*** EXCERPTED DATA
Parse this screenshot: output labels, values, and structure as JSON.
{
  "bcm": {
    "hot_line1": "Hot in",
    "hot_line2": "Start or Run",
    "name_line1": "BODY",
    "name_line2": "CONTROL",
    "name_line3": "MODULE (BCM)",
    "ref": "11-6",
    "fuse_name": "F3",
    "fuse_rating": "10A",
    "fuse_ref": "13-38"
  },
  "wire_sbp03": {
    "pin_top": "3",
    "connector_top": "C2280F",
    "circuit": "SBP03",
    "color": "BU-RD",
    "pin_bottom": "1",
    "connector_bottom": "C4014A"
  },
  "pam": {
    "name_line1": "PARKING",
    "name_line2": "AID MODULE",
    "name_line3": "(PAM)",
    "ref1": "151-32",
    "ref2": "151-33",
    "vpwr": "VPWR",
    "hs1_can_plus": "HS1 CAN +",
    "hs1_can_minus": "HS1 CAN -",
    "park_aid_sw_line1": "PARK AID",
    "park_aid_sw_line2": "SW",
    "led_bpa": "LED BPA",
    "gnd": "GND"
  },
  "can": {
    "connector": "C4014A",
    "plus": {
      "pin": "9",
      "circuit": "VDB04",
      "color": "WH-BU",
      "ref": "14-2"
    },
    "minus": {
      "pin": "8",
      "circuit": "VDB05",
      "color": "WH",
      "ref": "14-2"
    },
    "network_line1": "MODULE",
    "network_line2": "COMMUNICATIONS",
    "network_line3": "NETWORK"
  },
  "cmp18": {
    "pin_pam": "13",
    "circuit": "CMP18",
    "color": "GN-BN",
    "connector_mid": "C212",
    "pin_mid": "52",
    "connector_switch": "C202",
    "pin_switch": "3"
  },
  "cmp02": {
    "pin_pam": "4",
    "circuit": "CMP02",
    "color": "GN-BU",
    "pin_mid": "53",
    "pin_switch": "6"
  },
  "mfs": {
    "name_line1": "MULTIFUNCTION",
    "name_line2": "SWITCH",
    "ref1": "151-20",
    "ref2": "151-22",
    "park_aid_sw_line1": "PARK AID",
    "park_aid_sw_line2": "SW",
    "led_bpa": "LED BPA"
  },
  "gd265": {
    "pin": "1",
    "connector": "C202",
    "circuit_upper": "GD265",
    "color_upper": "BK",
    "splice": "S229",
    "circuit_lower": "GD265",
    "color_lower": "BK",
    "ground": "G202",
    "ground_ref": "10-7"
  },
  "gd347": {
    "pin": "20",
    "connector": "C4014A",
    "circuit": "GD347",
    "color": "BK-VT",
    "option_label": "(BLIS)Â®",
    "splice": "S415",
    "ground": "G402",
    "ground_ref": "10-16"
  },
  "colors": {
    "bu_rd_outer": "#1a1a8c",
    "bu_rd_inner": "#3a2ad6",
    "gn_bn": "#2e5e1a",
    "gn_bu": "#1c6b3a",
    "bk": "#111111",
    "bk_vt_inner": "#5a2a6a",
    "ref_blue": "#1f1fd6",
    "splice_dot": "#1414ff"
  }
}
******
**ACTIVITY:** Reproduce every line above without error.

**WRITTEN ANSWER:**
Parse this screenshot: output labels, values, and structure as JSON.
{
  "bcm": {
    "hot_line1": "Hot in",
    "hot_line2": "Start or Run",
    "name_line1": "BODY",
    "name_line2": "CONTROL",
    "name_line3": "MODULE (BCM)",
    "ref": "11-6",
    "fuse_name": "F3",
    "fuse_rating": "10A",
    "fuse_ref": "13-38"
  },
  "wire_sbp03": {
    "pin_top": "3",
    "connector_top": "C2280F",
    "circuit": "SBP03",
    "color": "BU-RD",
    "pin_bottom": "1",
    "connector_bottom": "C4014A"
  },
  "pam": {
    "name_line1": "PARKING",
    "name_line2": "AID MODULE",
    "name_line3": "(PAM)",
    "ref1": "151-32",
    "ref2": "151-33",
    "vpwr": "VPWR",
    "hs1_can_plus": "HS1 CAN +",
    "hs1_can_minus": "HS1 CAN -",
    "park_aid_sw_line1": "PARK AID",
    "park_aid_sw_line2": "SW",
    "led_bpa": "LED BPA",
    "gnd": "GND"
  },
  "can": {
    "connector": "C4014A",
    "plus": {
      "pin": "9",
      "circuit": "VDB04",
      "color": "WH-BU",
      "ref": "14-2"
    },
    "minus": {
      "pin": "8",
      "circuit": "VDB05",
      "color": "WH",
      "ref": "14-2"
    },
    "network_line1": "MODULE",
    "network_line2": "COMMUNICATIONS",
    "network_line3": "NETWORK"
  },
  "cmp18": {
    "pin_pam": "13",
    "circuit": "CMP18",
    "color": "GN-BN",
    "connector_mid": "C212",
    "pin_mid": "52",
    "connector_switch": "C202",
    "pin_switch": "3"
  },
  "cmp02": {
    "pin_pam": "4",
    "circuit": "CMP02",
    "color": "GN-BU",
    "pin_mid": "53",
    "pin_switch": "6"
  },
  "mfs": {
    "name_line1": "MULTIFUNCTION",
    "name_line2": "SWITCH",
    "ref1": "151-20",
    "ref2": "151-22",
    "park_aid_sw_line1": "PARK AID",
    "park_aid_sw_line2": "SW",
    "led_bpa": "LED BPA"
  },
  "gd265": {
    "pin": "1",
    "connector": "C202",
    "circuit_upper": "GD265",
    "color_upper": "BK",
    "splice": "S229",
    "circuit_lower": "GD265",
    "color_lower": "BK",
    "ground": "G202",
    "ground_ref": "10-7"
  },
  "gd347": {
    "pin": "20",
    "connector": "C4014A",
    "circuit": "GD347",
    "color": "BK-VT",
    "option_label": "(BLIS)Â®",
    "splice": "S415",
    "ground": "G402",
    "ground_ref": "10-16"
  },
  "colors": {
    "bu_rd_outer": "#1a1a8c",
    "bu_rd_inner": "#3a2ad6",
    "gn_bn": "#2e5e1a",
    "gn_bu": "#1c6b3a",
    "bk": "#111111",
    "bk_vt_inner": "#5a2a6a",
    "ref_blue": "#1f1fd6",
    "splice_dot": "#1414ff"
  }
}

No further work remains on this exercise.